I'm really glad I kept reading your post about the EMG nerve test because you said the carpal tunnel test would probably not be as painful. I was totally freaking out because I am deathly afraid of needles. I went in for my EMG today to test the nerves in my arm to see how bad my carpal tunnel syndrome is. I just wanted to share my experience in case someone else is going in for this type of EMG test. I must tell you--it was not as bad as I thought it would be. The guy on the phone told me it would take 30 min-1 hour (which FREAKED me out!), but the test didn't last even 10 minutes. First, he connected electrodes to my hand and sent shocks through my arm--weird, but not extremely painful. Then, he took the needle (I didn't look at it) and inserted it into about 5 different spots on my arm and hand and then once in my neck. He didn't hold the needle in there or anything. It just felt like a really thin tiny needle poking me about 5 times (it's obvious it didn't hurt very much because I don't even know how many times he inserted the needle). He then had me lay with my head on the other side of the table and did the same thing to my other arm. And BAM! I was done. Less than 10 minutes total. So, don't worry about this test if you are getting a similar test for carpal tunnel. That small amount of discomfort is totally worth what the test results will tell my doctor.
Raju on August 05, 2009:
Its Very information. thanks for sharing your experiences.
Sondra (author) from Neverland on January 16, 2009:
Thank you, Lgali :)
Lgali on January 16, 2009:
Great information--Great hub!
Sondra (author) from Neverland on December 19, 2008:
Thank you Benson. Unfortunately I have first-hand knowledge of the tests. Being as you are a general surgeon, maybe you've heard of chiari, it is my curse. And also, since you are a doctor, have you ever almost been hit? I couldn't believe I did that :)
Benson Yeung from Hong Kong on December 19, 2008:
that's very interesting. I have to say you know much on these topics than I do (I'm a doctor). Good job.
Sondra (author) from Neverland on December 15, 2008:
Thank you for the comment. I have seen the open MRI's, but I've never had one. If I ever need another MRI thats the route Im going! But hopefully that wont be necessary since we never found a reason for the symptoms and they have gone away :)
newcapo on December 15, 2008:
Great information--Great hub! I have had several MRIs on my lumbar spine. For the last few years, they have all been open MRI, but I remember the closed tube, I'm glad I'm not claustrophobic . Thanks for the info
Sondra (author) from Neverland on December 15, 2008:
Hello Elizabeth, good to see you :) Im glad you mentioned the button you can push to talk to the technician.
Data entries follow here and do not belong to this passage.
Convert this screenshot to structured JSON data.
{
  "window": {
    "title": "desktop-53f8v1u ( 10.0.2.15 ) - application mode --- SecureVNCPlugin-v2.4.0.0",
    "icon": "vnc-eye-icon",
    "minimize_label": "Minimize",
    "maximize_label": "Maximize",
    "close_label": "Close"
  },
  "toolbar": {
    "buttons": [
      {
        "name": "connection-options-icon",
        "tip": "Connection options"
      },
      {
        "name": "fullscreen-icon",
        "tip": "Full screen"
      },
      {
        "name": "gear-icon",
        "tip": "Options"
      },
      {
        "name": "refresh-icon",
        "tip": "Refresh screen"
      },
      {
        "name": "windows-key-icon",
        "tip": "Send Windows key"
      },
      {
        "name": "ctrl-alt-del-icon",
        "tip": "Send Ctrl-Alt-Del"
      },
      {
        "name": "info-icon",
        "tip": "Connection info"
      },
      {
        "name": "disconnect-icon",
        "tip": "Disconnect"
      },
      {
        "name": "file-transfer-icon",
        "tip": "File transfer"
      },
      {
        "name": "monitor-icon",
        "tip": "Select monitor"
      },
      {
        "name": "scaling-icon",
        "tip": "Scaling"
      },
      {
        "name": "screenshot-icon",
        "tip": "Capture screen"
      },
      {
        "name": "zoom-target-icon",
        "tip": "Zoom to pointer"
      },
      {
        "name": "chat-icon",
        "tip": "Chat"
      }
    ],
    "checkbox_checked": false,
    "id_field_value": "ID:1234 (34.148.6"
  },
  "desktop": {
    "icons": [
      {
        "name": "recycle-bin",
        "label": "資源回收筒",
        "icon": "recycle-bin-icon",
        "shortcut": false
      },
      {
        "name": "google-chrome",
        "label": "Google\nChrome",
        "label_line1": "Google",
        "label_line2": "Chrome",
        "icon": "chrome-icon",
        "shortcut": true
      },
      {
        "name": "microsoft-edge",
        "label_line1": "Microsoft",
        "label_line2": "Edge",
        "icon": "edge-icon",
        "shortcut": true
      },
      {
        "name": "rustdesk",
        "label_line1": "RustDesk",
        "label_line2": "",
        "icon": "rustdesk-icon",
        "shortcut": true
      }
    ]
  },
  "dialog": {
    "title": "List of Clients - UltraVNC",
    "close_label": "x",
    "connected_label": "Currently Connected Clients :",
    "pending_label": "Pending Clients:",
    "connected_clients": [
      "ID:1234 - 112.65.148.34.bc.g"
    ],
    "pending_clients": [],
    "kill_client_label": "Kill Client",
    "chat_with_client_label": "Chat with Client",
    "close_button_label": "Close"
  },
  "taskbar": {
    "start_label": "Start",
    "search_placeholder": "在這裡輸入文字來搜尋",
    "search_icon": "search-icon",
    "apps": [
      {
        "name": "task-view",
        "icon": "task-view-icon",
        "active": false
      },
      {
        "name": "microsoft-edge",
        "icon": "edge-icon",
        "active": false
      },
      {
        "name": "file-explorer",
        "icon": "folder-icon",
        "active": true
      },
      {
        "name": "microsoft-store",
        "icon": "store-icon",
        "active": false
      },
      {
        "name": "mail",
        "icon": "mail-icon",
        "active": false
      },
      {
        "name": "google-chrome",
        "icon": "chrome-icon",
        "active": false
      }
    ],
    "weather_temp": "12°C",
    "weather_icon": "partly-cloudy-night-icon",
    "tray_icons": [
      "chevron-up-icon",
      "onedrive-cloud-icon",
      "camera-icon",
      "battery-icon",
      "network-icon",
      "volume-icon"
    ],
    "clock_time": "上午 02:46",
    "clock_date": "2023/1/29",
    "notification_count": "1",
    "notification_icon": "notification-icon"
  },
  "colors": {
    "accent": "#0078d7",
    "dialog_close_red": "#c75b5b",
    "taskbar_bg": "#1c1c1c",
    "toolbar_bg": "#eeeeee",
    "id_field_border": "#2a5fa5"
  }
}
I forgot all about that. It was a nice comfort measure. I remember bsically holding on to mine for dear life my first MRI.
Elizabeth31 on December 14, 2008:
Sorry you had to have so many tests. I have had a MRI for the neck. My experience was similar, except that they put your head and a neck in a brack like thing for that and you don't have to wear a cap. They had a button you could push if you needed to talk to the technician for some reason.
Sondra (author) from Neverland on December 14, 2008:
Thank you for your nice comment, Bardie.
Bardie on December 14, 2008:
Thank you so much for the information. You are absolutely correct when you say there is no information on how tests or procedures feel. Your hubs are concise and informative. Thank you!
Sondra (author) from Neverland on December 14, 2008:
Thank you for the nice comment. The only way I knew to ask my doctor for something was because my Mom mentioned it to me. I hate small spaces and the meds helped tremendously. They're probably why I heard aliens arguing ;)
Triplet Mom from West Coast on December 14, 2008:
Ardie, this is great information. I wish I had this information before my husband had his MRI, he is one of those that does not like enclosed places. Thanks for sharing!